[Data for analysis Boundary: Start]

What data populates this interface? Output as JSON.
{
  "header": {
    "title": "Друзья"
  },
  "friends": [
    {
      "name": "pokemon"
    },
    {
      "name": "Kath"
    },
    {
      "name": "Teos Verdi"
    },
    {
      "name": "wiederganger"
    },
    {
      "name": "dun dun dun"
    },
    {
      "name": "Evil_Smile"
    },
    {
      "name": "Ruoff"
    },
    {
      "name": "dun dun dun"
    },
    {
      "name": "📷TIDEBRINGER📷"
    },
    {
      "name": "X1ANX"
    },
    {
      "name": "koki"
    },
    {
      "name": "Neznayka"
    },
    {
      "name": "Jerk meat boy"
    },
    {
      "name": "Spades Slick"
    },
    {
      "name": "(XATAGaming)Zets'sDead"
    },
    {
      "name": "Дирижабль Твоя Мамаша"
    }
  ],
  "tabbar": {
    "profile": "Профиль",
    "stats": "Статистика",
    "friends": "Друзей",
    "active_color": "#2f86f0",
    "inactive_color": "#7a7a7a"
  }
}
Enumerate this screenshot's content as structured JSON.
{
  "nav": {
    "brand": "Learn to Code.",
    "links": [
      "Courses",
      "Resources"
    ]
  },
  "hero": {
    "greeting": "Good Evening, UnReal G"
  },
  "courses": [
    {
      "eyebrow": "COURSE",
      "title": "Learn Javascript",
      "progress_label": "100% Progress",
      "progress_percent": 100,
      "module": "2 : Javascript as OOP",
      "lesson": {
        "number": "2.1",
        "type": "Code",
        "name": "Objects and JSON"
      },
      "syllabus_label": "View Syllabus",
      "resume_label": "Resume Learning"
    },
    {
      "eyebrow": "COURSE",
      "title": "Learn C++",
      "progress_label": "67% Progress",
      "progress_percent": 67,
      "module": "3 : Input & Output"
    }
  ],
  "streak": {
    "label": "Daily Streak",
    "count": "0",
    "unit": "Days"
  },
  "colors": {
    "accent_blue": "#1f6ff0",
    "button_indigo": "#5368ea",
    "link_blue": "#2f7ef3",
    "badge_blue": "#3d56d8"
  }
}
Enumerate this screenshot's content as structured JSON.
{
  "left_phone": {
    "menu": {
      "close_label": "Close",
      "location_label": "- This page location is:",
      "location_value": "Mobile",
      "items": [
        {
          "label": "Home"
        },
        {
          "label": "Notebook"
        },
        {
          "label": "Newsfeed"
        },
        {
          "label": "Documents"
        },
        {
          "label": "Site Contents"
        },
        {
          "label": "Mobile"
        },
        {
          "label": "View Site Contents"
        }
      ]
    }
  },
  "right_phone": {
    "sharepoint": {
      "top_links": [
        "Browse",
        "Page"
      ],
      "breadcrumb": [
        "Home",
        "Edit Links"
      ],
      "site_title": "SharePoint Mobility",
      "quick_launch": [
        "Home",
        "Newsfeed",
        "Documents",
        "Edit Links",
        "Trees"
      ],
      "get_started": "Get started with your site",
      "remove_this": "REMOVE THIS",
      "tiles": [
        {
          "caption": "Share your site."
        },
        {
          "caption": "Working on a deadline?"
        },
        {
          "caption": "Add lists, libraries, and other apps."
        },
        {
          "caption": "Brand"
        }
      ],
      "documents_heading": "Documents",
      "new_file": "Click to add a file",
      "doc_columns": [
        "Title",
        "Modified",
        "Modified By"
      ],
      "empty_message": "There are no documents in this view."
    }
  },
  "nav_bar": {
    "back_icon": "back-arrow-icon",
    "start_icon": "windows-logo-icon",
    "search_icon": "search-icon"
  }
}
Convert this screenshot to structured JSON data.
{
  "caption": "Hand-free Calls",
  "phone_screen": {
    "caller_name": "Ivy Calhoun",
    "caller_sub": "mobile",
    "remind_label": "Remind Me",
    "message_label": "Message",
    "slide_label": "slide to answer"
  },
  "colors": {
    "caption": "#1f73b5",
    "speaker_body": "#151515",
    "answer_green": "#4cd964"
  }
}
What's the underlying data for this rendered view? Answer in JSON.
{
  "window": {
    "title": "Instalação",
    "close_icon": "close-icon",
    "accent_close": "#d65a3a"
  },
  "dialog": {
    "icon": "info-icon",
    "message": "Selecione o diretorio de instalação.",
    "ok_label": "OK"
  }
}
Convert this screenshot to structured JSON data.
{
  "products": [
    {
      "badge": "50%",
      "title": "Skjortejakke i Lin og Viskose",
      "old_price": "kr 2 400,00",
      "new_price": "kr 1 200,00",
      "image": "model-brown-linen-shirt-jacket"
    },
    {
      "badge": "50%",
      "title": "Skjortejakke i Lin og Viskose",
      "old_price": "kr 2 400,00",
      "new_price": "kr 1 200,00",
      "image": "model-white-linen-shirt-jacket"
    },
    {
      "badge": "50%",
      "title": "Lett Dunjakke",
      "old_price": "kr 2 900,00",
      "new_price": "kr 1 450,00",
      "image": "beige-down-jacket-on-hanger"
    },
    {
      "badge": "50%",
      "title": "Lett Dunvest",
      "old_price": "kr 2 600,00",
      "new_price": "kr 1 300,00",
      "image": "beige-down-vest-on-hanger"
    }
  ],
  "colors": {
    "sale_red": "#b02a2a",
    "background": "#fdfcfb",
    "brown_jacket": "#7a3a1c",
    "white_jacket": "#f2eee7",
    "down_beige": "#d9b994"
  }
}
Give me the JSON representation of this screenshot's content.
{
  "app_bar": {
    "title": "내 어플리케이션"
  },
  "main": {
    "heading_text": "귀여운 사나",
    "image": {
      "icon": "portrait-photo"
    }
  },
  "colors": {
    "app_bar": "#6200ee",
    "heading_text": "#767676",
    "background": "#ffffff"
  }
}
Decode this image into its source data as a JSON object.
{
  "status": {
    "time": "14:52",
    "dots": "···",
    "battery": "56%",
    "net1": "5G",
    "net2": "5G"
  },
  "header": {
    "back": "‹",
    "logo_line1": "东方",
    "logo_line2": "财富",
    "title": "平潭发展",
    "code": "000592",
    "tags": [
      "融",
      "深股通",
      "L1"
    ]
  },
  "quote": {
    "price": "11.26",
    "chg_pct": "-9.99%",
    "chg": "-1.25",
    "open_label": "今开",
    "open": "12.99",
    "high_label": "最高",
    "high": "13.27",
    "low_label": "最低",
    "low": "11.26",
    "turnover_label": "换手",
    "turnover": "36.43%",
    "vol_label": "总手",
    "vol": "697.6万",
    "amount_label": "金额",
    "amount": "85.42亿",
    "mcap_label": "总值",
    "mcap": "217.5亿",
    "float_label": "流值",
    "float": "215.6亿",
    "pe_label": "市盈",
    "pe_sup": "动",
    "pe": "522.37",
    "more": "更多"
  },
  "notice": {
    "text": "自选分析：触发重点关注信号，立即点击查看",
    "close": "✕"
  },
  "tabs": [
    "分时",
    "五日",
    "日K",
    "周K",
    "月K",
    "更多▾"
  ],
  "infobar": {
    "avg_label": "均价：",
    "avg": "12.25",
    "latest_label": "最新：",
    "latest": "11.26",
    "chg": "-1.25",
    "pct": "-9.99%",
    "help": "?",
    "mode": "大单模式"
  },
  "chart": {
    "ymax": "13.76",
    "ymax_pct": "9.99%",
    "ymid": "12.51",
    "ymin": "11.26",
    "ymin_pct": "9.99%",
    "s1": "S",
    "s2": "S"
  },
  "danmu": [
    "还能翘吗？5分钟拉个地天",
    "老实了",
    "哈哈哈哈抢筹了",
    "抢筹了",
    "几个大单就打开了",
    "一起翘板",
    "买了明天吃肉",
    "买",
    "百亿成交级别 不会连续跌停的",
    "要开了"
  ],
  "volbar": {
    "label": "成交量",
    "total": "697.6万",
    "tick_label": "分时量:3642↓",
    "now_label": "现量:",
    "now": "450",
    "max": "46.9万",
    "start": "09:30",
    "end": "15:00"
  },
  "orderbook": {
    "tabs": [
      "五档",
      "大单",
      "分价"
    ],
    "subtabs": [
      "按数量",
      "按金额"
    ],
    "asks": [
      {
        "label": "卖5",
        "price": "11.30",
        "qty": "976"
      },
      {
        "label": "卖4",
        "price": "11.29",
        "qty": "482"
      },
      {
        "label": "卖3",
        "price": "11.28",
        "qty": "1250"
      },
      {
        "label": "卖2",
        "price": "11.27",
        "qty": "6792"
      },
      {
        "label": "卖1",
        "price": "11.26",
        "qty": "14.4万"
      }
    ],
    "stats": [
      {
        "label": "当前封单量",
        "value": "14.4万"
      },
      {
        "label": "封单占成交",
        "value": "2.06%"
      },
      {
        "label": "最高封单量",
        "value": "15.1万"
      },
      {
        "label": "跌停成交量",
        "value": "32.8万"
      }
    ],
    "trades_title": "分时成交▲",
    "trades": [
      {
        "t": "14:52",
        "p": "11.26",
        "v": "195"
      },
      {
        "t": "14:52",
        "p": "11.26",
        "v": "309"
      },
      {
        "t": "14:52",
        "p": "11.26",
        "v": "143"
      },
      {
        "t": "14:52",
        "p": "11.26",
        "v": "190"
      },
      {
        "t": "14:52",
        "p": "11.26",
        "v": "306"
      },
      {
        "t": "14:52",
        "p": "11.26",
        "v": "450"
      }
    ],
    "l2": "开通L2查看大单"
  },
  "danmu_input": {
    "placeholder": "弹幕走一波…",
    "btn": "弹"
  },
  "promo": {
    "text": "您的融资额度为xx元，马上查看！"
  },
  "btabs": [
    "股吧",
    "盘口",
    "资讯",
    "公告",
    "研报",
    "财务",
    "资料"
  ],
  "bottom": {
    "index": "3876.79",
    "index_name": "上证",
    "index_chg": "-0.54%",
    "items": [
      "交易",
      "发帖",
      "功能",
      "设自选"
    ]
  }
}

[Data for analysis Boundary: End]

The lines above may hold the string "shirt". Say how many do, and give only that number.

**Exercise output:**
2